Hello old friends! I haven’t been on here in a looooonnnnng time. I’ve come back because I’m excited about a company I was recently introduced to, and curious if others have heard anything about it.
Minutia is a new company, founded by a young woman with diabetes and two very heavy-hitting scientists, that’s working on a cure for T1D. I had the good fortune to tour their lab, just off the UC Berkeley campus, a couple weeks ago, and for the first time in a while I got excited about “cure talk”. I’ve had diabetes long enough to be very jaded and cynical about cure talk, so a tingling bit of hope feels almost euphoric.
Have any of you fine folks heard of Minutia? Do you know anything about it, or have any opinions about their approach to a cure? Seeing their operation, and meeting their small but mighty crew (several of whom have T1D, themselves) made me feel hopeful about a cure, which is scary, because, you know, it’s still 10 years away…
Here are a couple articles, for reference:
Minutia is seeking a diabetes cure that lasts
At Minutia Katy Digovich is tackling diabetes cell by cell
Emily - It’s so good to get an update from you!
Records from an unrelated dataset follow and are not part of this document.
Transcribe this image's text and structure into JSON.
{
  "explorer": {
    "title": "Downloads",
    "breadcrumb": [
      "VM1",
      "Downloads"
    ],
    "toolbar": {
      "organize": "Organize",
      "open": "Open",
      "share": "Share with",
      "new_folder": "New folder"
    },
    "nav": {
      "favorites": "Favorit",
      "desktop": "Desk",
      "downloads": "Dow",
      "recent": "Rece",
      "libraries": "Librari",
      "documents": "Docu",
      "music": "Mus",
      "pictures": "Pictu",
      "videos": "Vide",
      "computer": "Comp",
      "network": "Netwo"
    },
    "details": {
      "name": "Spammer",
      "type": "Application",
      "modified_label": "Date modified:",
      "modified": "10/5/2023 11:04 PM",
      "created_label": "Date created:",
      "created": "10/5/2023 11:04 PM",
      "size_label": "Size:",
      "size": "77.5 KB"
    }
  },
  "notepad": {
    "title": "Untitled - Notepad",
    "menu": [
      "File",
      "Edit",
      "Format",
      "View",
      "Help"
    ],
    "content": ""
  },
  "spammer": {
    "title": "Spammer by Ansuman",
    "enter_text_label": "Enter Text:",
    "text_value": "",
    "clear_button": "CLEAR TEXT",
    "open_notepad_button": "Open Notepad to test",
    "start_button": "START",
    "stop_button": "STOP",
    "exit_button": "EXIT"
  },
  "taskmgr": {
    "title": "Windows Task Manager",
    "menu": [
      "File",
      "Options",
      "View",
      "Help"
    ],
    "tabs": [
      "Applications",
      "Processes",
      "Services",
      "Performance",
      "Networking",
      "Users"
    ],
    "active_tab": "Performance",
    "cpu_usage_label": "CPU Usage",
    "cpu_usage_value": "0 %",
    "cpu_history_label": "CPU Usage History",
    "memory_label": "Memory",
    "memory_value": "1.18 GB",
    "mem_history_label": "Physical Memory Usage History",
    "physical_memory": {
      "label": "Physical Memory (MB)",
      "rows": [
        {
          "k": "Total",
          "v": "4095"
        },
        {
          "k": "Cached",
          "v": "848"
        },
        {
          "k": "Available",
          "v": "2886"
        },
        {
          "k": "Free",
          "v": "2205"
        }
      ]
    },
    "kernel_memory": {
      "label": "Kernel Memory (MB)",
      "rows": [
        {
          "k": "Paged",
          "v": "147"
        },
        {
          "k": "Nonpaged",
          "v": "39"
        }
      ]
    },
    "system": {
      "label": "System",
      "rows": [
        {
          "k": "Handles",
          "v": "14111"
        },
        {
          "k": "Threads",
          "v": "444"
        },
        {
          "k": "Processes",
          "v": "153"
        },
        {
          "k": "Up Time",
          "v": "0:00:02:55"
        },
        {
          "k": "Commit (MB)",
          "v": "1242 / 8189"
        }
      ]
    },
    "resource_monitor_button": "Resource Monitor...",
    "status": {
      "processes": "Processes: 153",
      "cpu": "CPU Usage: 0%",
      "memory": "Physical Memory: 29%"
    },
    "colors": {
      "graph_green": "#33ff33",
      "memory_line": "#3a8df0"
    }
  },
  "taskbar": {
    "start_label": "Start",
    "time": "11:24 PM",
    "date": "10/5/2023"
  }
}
Would love to catch up with what you’re up to. I don’t know anything about Minutia but I’ll read the linked info. Even an “imminent” cure will not directly benefit me but I’d always be happy to read about a cure that might benefit a younger generation. Take care. - Terry
From one of Emily’s links:
Minutia is on a mission to develop a “functional cure” for Type 1 diabetes by creating insulin-producing cells in the lab. These cells could be transplanted into patients to reverse their diabetes without the need for lifelong anti-rejection drugs.
One of these opportunities will eventually pay off!
Does it require or rather, is it going to require immunosuppresent drugs? If not than it’s great. If yes, then there’s vx264 from vertex (which doesn’t require those harmful drugs)
Thanks for sharing the information though, I hope one day I can resume my normal life without depending on all of this what I use now
As I understand it, Minutia is specifically trying to avoid using immunosuppression in their solution, by doing something called “tolerizing” the immune system to the implanted cells. I confess that I don’t understand what this means, but I’m with you about taking drugs for immunosuppression.
I googled “immune tolerizing”, and got some primary research papers that went over my head. Do any of you fine understand it, and can you explain it in layman’s terms?
I did. not do any research yet, I am currently on a ski vacation at Mountain Village, Telluride. Tomorrow will be my last day skiing. I will look into it once I am back home in Florida again. In the meantime, I will be visiting several doctors at Mayo Clinic in Rochester, MN. Hopefully will be doing some predictive broad gene testing to see what other surprises are ahead (hopefully none) According to my logic our immune system does not really tolerate anything and simply attack anything they find that does not belong to out body (Which is the case of our T-cells attacking the islets, resulting as a T1D now ). I wanted to participate in VX264, from vertex, because it was the only cure potential without any possible harm that I was able to find. Unfortunately my blood type is O+ and my a1C is between 5.3-5.6 range. Which did not comply with their requirements. They needed other blood types, for whatever reason, and a1C at or greater than 7 if I can remember correctly. I have received one email recently about dexcom testing, but it requires you to go above 300 for 1 hr and below 70 for 1 hr. I can not do those things as FAA requirements for a type1 to have an maintain the first class medical certification is quite restrictive. (30 day cgm data must have less than 1% very low(less than 55), less than 4% low (below 70) and less than 5% high. I usually manage %99 TIR (70-180)(requirement earlier was 80-180) but now it dropped to 97% due to skiing and cold weather high altitude etc
That’s amazing! Think of the size of the insulin producing cells that will have a sensor attached to them. Teeny-weeny weeny! Thanks so much Emily!
54 yrs T1D
It sounds good, right? I’m interested to watch their progress on this. It feels emotionally dangerous to me to get hopeful about cure research (cue “cured in 10 years” joke, and accompanying eye-rolling), but this company has definitely piqued my interest.